Finally, it just seems personally elegant to me for there to exist an absolute reference frame for all physics, hence the appeal of alternative formulations of relativity to that effect.

I’m pretty sure that the blue vertical line is a weighted average. I think many of these old hydrogen spectroscopy results were done by the same lab with similar procedures (possibly different apparatus). It is possible that there is an unknown systematic error that skews them towards larger value for r_p.But no one has been able to pinpoint what that was.

The basic form of the formula is quoted in the 2017 Udem paper I referenced above:

Here R_{\infty} is the Rydberg constant (measured to very high precision by a different experiment), n, l, j are principal, orbital, and total quantum numbers, C_{NS} is a constant. f_{nlj} is an incredibly complicated function involving multiple corrections from SR and QED (which are listed in detail in section 4 of this review). Unpacking this function results in a formula is incredibly complicated and runs to several pages. I haven’t been able to find a rendering in its full glory online. Because of its complexity, I don’t think you can easily predict its character.

The error bar is a sum (in quadrature) of the systematic and statistical uncertainty. The statistical uncertainty is usually assumed to be Gaussian. Determination of the systematic uncertainty usually involves coming up with models to characterize the various systematic shifts to the measured value of the transition frequency, some of which may not be Gaussian models. However, the uncertainty in these systematic shifts are also usually assumed to be Gaussian.

That’s basically what the recent measurements are supposed to do. They are more precise and point to the smaller value, indicating that we’ve been wrong about the r_p (by about 5%) for the last several decades. This doesn’t explain what was wrong in those experiments, though.


In all likelihood, the variations were several orders of magnitude too small to get us from a universe created 13.8bya to a universe that is 7kya.

@stcordova I invite you to present your detailed work if you care to disagree with my characterization. Without the detailed work, your constant refrain that there is some small amount of variation, possibly it is not due to measurement error, therefore the universe could be 7kya seems like an enormous and completely unjustified leap.

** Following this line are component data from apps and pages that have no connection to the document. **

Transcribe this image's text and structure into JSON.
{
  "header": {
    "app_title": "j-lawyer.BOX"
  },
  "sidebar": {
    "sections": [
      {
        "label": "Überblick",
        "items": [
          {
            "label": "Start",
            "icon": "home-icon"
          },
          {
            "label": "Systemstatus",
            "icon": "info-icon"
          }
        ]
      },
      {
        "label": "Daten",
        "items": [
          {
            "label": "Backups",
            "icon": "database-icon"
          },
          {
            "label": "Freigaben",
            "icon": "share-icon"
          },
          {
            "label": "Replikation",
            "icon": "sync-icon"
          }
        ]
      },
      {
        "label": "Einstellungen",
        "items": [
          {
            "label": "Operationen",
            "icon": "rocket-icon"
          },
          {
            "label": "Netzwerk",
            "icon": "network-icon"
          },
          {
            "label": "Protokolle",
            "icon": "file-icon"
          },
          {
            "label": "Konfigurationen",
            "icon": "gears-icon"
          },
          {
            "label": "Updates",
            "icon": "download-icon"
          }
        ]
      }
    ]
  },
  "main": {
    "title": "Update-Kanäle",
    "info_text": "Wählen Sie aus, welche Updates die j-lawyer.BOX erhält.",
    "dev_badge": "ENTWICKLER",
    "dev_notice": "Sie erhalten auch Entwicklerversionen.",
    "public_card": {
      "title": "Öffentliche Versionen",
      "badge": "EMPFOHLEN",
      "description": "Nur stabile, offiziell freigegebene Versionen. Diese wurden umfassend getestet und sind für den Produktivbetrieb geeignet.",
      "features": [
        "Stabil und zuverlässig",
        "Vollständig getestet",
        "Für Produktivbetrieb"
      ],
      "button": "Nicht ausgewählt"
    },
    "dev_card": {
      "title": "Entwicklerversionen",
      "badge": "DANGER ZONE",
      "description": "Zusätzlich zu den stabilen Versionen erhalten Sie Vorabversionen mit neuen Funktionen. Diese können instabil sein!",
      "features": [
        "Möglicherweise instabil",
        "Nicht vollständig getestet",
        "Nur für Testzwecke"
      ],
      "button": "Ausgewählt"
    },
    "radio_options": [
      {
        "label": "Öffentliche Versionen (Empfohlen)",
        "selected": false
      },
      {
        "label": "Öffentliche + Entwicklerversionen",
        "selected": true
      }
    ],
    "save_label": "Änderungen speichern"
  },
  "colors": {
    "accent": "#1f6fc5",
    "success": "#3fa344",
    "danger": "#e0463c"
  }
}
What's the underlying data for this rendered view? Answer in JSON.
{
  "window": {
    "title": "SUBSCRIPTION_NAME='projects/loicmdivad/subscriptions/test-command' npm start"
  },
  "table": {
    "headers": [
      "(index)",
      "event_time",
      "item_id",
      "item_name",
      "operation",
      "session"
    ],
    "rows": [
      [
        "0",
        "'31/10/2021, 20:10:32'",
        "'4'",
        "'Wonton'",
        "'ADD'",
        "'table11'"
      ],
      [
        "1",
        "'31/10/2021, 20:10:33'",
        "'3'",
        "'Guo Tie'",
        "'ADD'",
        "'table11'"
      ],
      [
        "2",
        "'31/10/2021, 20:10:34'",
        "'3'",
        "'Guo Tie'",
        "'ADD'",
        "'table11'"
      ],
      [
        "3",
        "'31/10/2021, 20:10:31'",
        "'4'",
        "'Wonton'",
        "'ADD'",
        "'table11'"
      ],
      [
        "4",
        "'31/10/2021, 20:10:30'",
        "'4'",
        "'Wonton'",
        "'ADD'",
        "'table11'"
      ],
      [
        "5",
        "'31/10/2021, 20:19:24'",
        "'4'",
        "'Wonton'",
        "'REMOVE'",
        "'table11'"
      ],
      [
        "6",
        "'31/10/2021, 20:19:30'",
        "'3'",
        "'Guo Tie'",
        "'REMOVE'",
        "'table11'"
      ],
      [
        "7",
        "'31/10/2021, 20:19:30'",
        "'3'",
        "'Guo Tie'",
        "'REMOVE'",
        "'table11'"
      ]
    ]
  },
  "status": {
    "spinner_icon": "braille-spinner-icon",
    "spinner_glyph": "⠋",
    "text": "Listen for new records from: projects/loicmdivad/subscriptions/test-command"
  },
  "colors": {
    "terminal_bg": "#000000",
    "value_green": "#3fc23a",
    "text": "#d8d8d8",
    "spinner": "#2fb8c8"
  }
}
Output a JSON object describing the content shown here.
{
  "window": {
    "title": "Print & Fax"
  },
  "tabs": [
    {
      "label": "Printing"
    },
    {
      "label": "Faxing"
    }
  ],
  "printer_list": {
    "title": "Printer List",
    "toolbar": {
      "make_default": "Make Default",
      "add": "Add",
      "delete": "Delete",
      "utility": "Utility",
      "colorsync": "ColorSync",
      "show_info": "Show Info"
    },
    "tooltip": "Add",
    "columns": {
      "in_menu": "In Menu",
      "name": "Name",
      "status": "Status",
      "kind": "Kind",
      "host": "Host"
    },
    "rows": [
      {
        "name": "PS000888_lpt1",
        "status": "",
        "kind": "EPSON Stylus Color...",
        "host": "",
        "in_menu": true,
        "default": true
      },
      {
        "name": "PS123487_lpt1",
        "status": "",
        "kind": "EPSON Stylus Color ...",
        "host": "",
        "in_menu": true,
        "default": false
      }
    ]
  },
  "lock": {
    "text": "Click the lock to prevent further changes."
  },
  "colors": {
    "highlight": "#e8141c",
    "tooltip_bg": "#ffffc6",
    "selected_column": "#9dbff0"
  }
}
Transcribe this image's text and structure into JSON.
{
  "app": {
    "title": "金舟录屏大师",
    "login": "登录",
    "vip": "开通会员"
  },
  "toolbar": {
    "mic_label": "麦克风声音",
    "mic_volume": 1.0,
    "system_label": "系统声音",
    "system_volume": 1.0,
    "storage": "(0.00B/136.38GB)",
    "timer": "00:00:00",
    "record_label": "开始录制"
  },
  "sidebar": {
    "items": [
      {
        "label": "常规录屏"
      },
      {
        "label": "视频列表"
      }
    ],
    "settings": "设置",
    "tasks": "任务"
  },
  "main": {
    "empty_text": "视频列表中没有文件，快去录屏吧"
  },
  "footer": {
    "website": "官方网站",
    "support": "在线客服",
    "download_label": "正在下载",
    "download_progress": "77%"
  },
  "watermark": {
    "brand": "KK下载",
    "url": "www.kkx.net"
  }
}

the blue band is slightly larger on the high side, which indicates to me that some form of log-transform or link-function mentioned by @swamidass may have been used here.
If I had this sort of data in hand, I would apply some methods from Meta-analysis to look for bias, and used a mixed effects model to obtain the average.

1 Like